Content starts
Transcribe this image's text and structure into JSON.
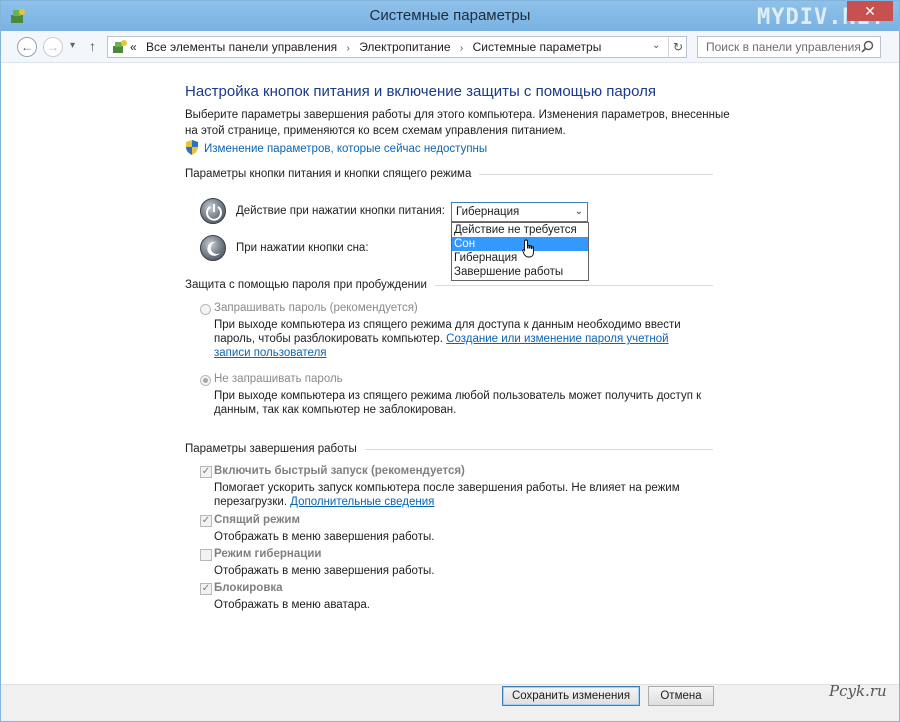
{
  "window": {
    "title": "Системные параметры",
    "watermark": "MYDIV.NET",
    "close_glyph": "✕"
  },
  "nav": {
    "back_glyph": "←",
    "forward_glyph": "→",
    "recent_glyph": "▾",
    "up_glyph": "↑",
    "crumb_prefix": "«",
    "breadcrumbs": [
      "Все элементы панели управления",
      "Электропитание",
      "Системные параметры"
    ],
    "crumb_sep": "›",
    "dropdown_glyph": "⌄",
    "refresh_glyph": "↻",
    "search_placeholder": "Поиск в панели управления"
  },
  "content": {
    "page_title": "Настройка кнопок питания и включение защиты с помощью пароля",
    "description": "Выберите параметры завершения работы для этого компьютера. Изменения параметров, внесенные на этой странице, применяются ко всем схемам управления питанием.",
    "unavailable_link": "Изменение параметров, которые сейчас недоступны",
    "power_section": {
      "title": "Параметры кнопки питания и кнопки спящего режима",
      "power_button_label": "Действие при нажатии кнопки питания:",
      "power_button_value": "Гибернация",
      "sleep_button_label": "При нажатии кнопки сна:",
      "dropdown_arrow": "⌄",
      "dropdown_options": [
        "Действие не требуется",
        "Сон",
        "Гибернация",
        "Завершение работы"
      ],
      "dropdown_selected_index": 1
    },
    "password_section": {
      "title": "Защита с помощью пароля при пробуждении",
      "option1_label": "Запрашивать пароль (рекомендуется)",
      "option1_desc_a": "При выходе компьютера из спящего режима для доступа к данным необходимо ввести пароль, чтобы разблокировать компьютер. ",
      "option1_link": "Создание или изменение пароля учетной записи пользователя",
      "option2_label": "Не запрашивать пароль",
      "option2_desc": "При выходе компьютера из спящего режима любой пользователь может получить доступ к данным, так как компьютер не заблокирован."
    },
    "shutdown_section": {
      "title": "Параметры завершения работы",
      "items": [
        {
          "label": "Включить быстрый запуск (рекомендуется)",
          "checked": true
        },
        {
          "label": "Спящий режим",
          "checked": true
        },
        {
          "label": "Режим гибернации",
          "checked": false
        },
        {
          "label": "Блокировка",
          "checked": true
        }
      ],
      "fast_desc_a": "Помогает ускорить запуск компьютера после завершения работы. Не влияет на режим перезагрузки. ",
      "fast_link": "Дополнительные сведения",
      "sleep_desc": "Отображать в меню завершения работы.",
      "hibernate_desc": "Отображать в меню завершения работы.",
      "lock_desc": "Отображать в меню аватара.",
      "check_glyph": "✓"
    }
  },
  "footer": {
    "save_label": "Сохранить изменения",
    "cancel_label": "Отмена",
    "site_watermark": "Pcyk.ru"
  },
  "colors": {
    "titlebar": "#79b2e2",
    "link": "#0b64b4",
    "page_title": "#1a3a8a",
    "dropdown_highlight": "#3399ff",
    "close_button": "#c75050"
  }
}
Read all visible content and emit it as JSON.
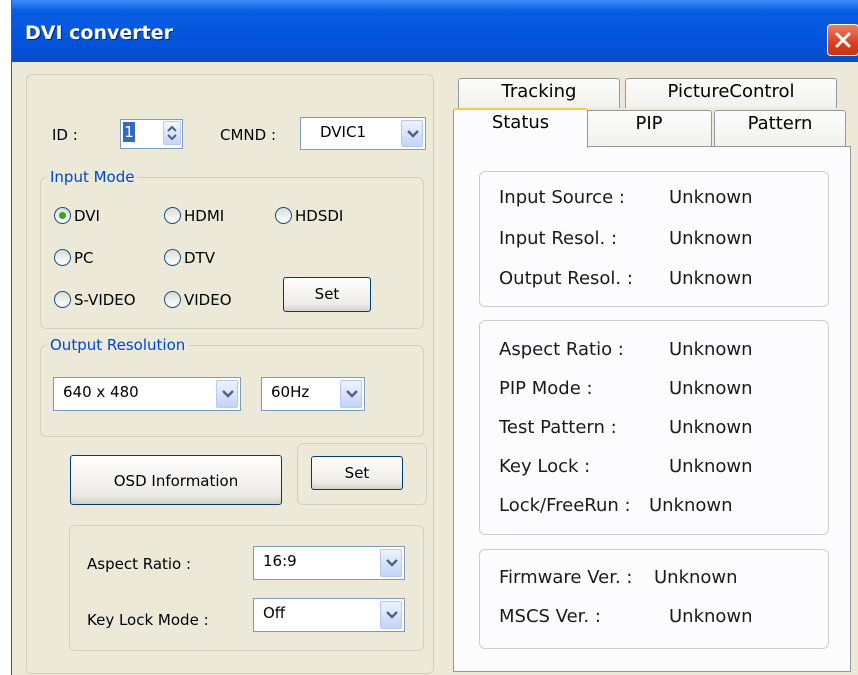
{
  "window": {
    "title": "DVI converter"
  },
  "left": {
    "id_label": "ID :",
    "id_value": "1",
    "cmnd_label": "CMND :",
    "cmnd_value": "DVIC1",
    "input_mode": {
      "title": "Input Mode",
      "options": [
        "DVI",
        "HDMI",
        "HDSDI",
        "PC",
        "DTV",
        "S-VIDEO",
        "VIDEO"
      ],
      "selected": "DVI",
      "set_label": "Set"
    },
    "output_resolution": {
      "title": "Output Resolution",
      "resolution": "640 x 480",
      "refresh": "60Hz"
    },
    "osd_label": "OSD  Information",
    "set2_label": "Set",
    "aspect_ratio_label": "Aspect Ratio :",
    "aspect_ratio_value": "16:9",
    "key_lock_label": "Key Lock Mode :",
    "key_lock_value": "Off"
  },
  "tabs": {
    "back_row": [
      "Tracking",
      "PictureControl"
    ],
    "front_row": [
      "Status",
      "PIP",
      "Pattern"
    ],
    "active": "Status"
  },
  "status": {
    "group1": [
      {
        "label": "Input Source :",
        "value": "Unknown"
      },
      {
        "label": "Input Resol. :",
        "value": "Unknown"
      },
      {
        "label": "Output Resol. :",
        "value": "Unknown"
      }
    ],
    "group2": [
      {
        "label": "Aspect Ratio :",
        "value": "Unknown"
      },
      {
        "label": "PIP Mode :",
        "value": "Unknown"
      },
      {
        "label": "Test Pattern :",
        "value": "Unknown"
      },
      {
        "label": "Key Lock :",
        "value": "Unknown"
      },
      {
        "label": "Lock/FreeRun :",
        "value": "Unknown"
      }
    ],
    "group3": [
      {
        "label": "Firmware Ver. :",
        "value": "Unknown"
      },
      {
        "label": "MSCS Ver. :",
        "value": "Unknown"
      }
    ]
  }
}
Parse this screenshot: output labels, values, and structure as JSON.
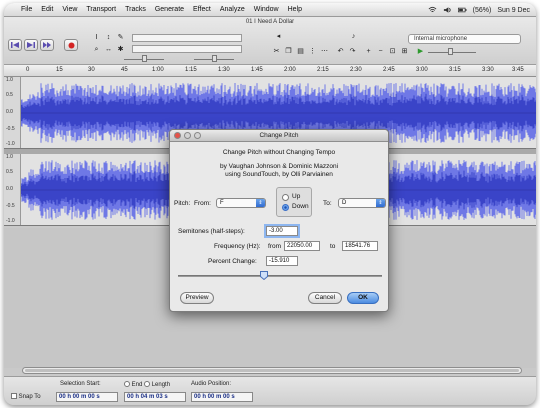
{
  "menubar": {
    "apple": "",
    "items": [
      "File",
      "Edit",
      "View",
      "Transport",
      "Tracks",
      "Generate",
      "Effect",
      "Analyze",
      "Window",
      "Help"
    ],
    "battery": "(56%)",
    "clock": "Sun 9 Dec"
  },
  "window": {
    "title": "01 I Need A Dollar",
    "input_device": "Internal microphone"
  },
  "ruler": {
    "ticks": [
      "0",
      "15",
      "30",
      "45",
      "1:00",
      "1:15",
      "1:30",
      "1:45",
      "2:00",
      "2:15",
      "2:30",
      "2:45",
      "3:00",
      "3:15",
      "3:30",
      "3:45"
    ]
  },
  "tracks": {
    "scale": [
      "1.0",
      "0.5",
      "0.0",
      "-0.5",
      "-1.0"
    ]
  },
  "dialog": {
    "title": "Change Pitch",
    "heading": "Change Pitch without Changing Tempo",
    "credit_line1": "by Vaughan Johnson & Dominic Mazzoni",
    "credit_line2": "using SoundTouch, by Olli Parviainen",
    "pitch_label": "Pitch:",
    "from_label": "From:",
    "from_value": "F",
    "up_label": "Up",
    "down_label": "Down",
    "to_label": "To:",
    "to_value": "D",
    "semitones_label": "Semitones (half-steps):",
    "semitones_value": "-3.00",
    "frequency_label": "Frequency (Hz):",
    "freq_from_label": "from",
    "freq_from_value": "22050.00",
    "freq_to_label": "to",
    "freq_to_value": "18541.76",
    "percent_label": "Percent Change:",
    "percent_value": "-15.910",
    "preview_label": "Preview",
    "cancel_label": "Cancel",
    "ok_label": "OK"
  },
  "selection": {
    "snap_label": "Snap To",
    "start_label": "Selection Start:",
    "end_label": "End",
    "length_label": "Length",
    "position_label": "Audio Position:",
    "start_time": "00 h 00 m 00 s",
    "end_time": "00 h 04 m 03 s",
    "position_time": "00 h 00 m 00 s"
  },
  "colors": {
    "waveform": "#3a44c8",
    "waveform_light": "#6f78e6",
    "accent": "#4b8be0"
  }
}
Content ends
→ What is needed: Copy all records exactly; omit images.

→ Result:
Transcribe this image's text and structure into JSON.
{
  "window": {
    "title": "Системные параметры",
    "watermark": "MYDIV.NET",
    "close_glyph": "✕"
  },
  "nav": {
    "back_glyph": "←",
    "forward_glyph": "→",
    "recent_glyph": "▾",
    "up_glyph": "↑",
    "crumb_prefix": "«",
    "breadcrumbs": [
      "Все элементы панели управления",
      "Электропитание",
      "Системные параметры"
    ],
    "crumb_sep": "›",
    "dropdown_glyph": "⌄",
    "refresh_glyph": "↻",
    "search_placeholder": "Поиск в панели управления"
  },
  "content": {
    "page_title": "Настройка кнопок питания и включение защиты с помощью пароля",
    "description": "Выберите параметры завершения работы для этого компьютера. Изменения параметров, внесенные на этой странице, применяются ко всем схемам управления питанием.",
    "unavailable_link": "Изменение параметров, которые сейчас недоступны",
    "power_section": {
      "title": "Параметры кнопки питания и кнопки спящего режима",
      "power_button_label": "Действие при нажатии кнопки питания:",
      "power_button_value": "Гибернация",
      "sleep_button_label": "При нажатии кнопки сна:",
      "dropdown_arrow": "⌄",
      "dropdown_options": [
        "Действие не требуется",
        "Сон",
        "Гибернация",
        "Завершение работы"
      ],
      "dropdown_selected_index": 1
    },
    "password_section": {
      "title": "Защита с помощью пароля при пробуждении",
      "option1_label": "Запрашивать пароль (рекомендуется)",
      "option1_desc_a": "При выходе компьютера из спящего режима для доступа к данным необходимо ввести пароль, чтобы разблокировать компьютер. ",
      "option1_link": "Создание или изменение пароля учетной записи пользователя",
      "option2_label": "Не запрашивать пароль",
      "option2_desc": "При выходе компьютера из спящего режима любой пользователь может получить доступ к данным, так как компьютер не заблокирован."
    },
    "shutdown_section": {
      "title": "Параметры завершения работы",
      "items": [
        {
          "label": "Включить быстрый запуск (рекомендуется)",
          "checked": true
        },
        {
          "label": "Спящий режим",
          "checked": true
        },
        {
          "label": "Режим гибернации",
          "checked": false
        },
        {
          "label": "Блокировка",
          "checked": true
        }
      ],
      "fast_desc_a": "Помогает ускорить запуск компьютера после завершения работы. Не влияет на режим перезагрузки. ",
      "fast_link": "Дополнительные сведения",
      "sleep_desc": "Отображать в меню завершения работы.",
      "hibernate_desc": "Отображать в меню завершения работы.",
      "lock_desc": "Отображать в меню аватара.",
      "check_glyph": "✓"
    }
  },
  "footer": {
    "save_label": "Сохранить изменения",
    "cancel_label": "Отмена",
    "site_watermark": "Pcyk.ru"
  },
  "colors": {
    "titlebar": "#79b2e2",
    "link": "#0b64b4",
    "page_title": "#1a3a8a",
    "dropdown_highlight": "#3399ff",
    "close_button": "#c75050"
  }
}
Read all visible content and emit it as JSON.
{
  "window": {
    "title": "DVI converter"
  },
  "left": {
    "id_label": "ID :",
    "id_value": "1",
    "cmnd_label": "CMND :",
    "cmnd_value": "DVIC1",
    "input_mode": {
      "title": "Input Mode",
      "options": [
        "DVI",
        "HDMI",
        "HDSDI",
        "PC",
        "DTV",
        "S-VIDEO",
        "VIDEO"
      ],
      "selected": "DVI",
      "set_label": "Set"
    },
    "output_resolution": {
      "title": "Output Resolution",
      "resolution": "640 x 480",
      "refresh": "60Hz"
    },
    "osd_label": "OSD  Information",
    "set2_label": "Set",
    "aspect_ratio_label": "Aspect Ratio :",
    "aspect_ratio_value": "16:9",
    "key_lock_label": "Key Lock Mode :",
    "key_lock_value": "Off"
  },
  "tabs": {
    "back_row": [
      "Tracking",
      "PictureControl"
    ],
    "front_row": [
      "Status",
      "PIP",
      "Pattern"
    ],
    "active": "Status"
  },
  "status": {
    "group1": [
      {
        "label": "Input Source :",
        "value": "Unknown"
      },
      {
        "label": "Input Resol. :",
        "value": "Unknown"
      },
      {
        "label": "Output Resol. :",
        "value": "Unknown"
      }
    ],
    "group2": [
      {
        "label": "Aspect Ratio :",
        "value": "Unknown"
      },
      {
        "label": "PIP Mode :",
        "value": "Unknown"
      },
      {
        "label": "Test Pattern :",
        "value": "Unknown"
      },
      {
        "label": "Key Lock :",
        "value": "Unknown"
      },
      {
        "label": "Lock/FreeRun :",
        "value": "Unknown"
      }
    ],
    "group3": [
      {
        "label": "Firmware Ver. :",
        "value": "Unknown"
      },
      {
        "label": "MSCS Ver. :",
        "value": "Unknown"
      }
    ]
  }
}
Parse this screenshot: output labels, values, and structure as JSON.
{
  "menubar": {
    "apple": "",
    "items": [
      "File",
      "Edit",
      "View",
      "Transport",
      "Tracks",
      "Generate",
      "Effect",
      "Analyze",
      "Window",
      "Help"
    ],
    "battery": "(56%)",
    "clock": "Sun 9 Dec"
  },
  "window": {
    "title": "01 I Need A Dollar",
    "input_device": "Internal microphone"
  },
  "ruler": {
    "ticks": [
      "0",
      "15",
      "30",
      "45",
      "1:00",
      "1:15",
      "1:30",
      "1:45",
      "2:00",
      "2:15",
      "2:30",
      "2:45",
      "3:00",
      "3:15",
      "3:30",
      "3:45"
    ]
  },
  "tracks": {
    "scale": [
      "1.0",
      "0.5",
      "0.0",
      "-0.5",
      "-1.0"
    ]
  },
  "dialog": {
    "title": "Change Pitch",
    "heading": "Change Pitch without Changing Tempo",
    "credit_line1": "by Vaughan Johnson & Dominic Mazzoni",
    "credit_line2": "using SoundTouch, by Olli Parviainen",
    "pitch_label": "Pitch:",
    "from_label": "From:",
    "from_value": "F",
    "up_label": "Up",
    "down_label": "Down",
    "to_label": "To:",
    "to_value": "D",
    "semitones_label": "Semitones (half-steps):",
    "semitones_value": "-3.00",
    "frequency_label": "Frequency (Hz):",
    "freq_from_label": "from",
    "freq_from_value": "22050.00",
    "freq_to_label": "to",
    "freq_to_value": "18541.76",
    "percent_label": "Percent Change:",
    "percent_value": "-15.910",
    "preview_label": "Preview",
    "cancel_label": "Cancel",
    "ok_label": "OK"
  },
  "selection": {
    "snap_label": "Snap To",
    "start_label": "Selection Start:",
    "end_label": "End",
    "length_label": "Length",
    "position_label": "Audio Position:",
    "start_time": "00 h 00 m 00 s",
    "end_time": "00 h 04 m 03 s",
    "position_time": "00 h 00 m 00 s"
  },
  "colors": {
    "waveform": "#3a44c8",
    "waveform_light": "#6f78e6",
    "accent": "#4b8be0"
  }
}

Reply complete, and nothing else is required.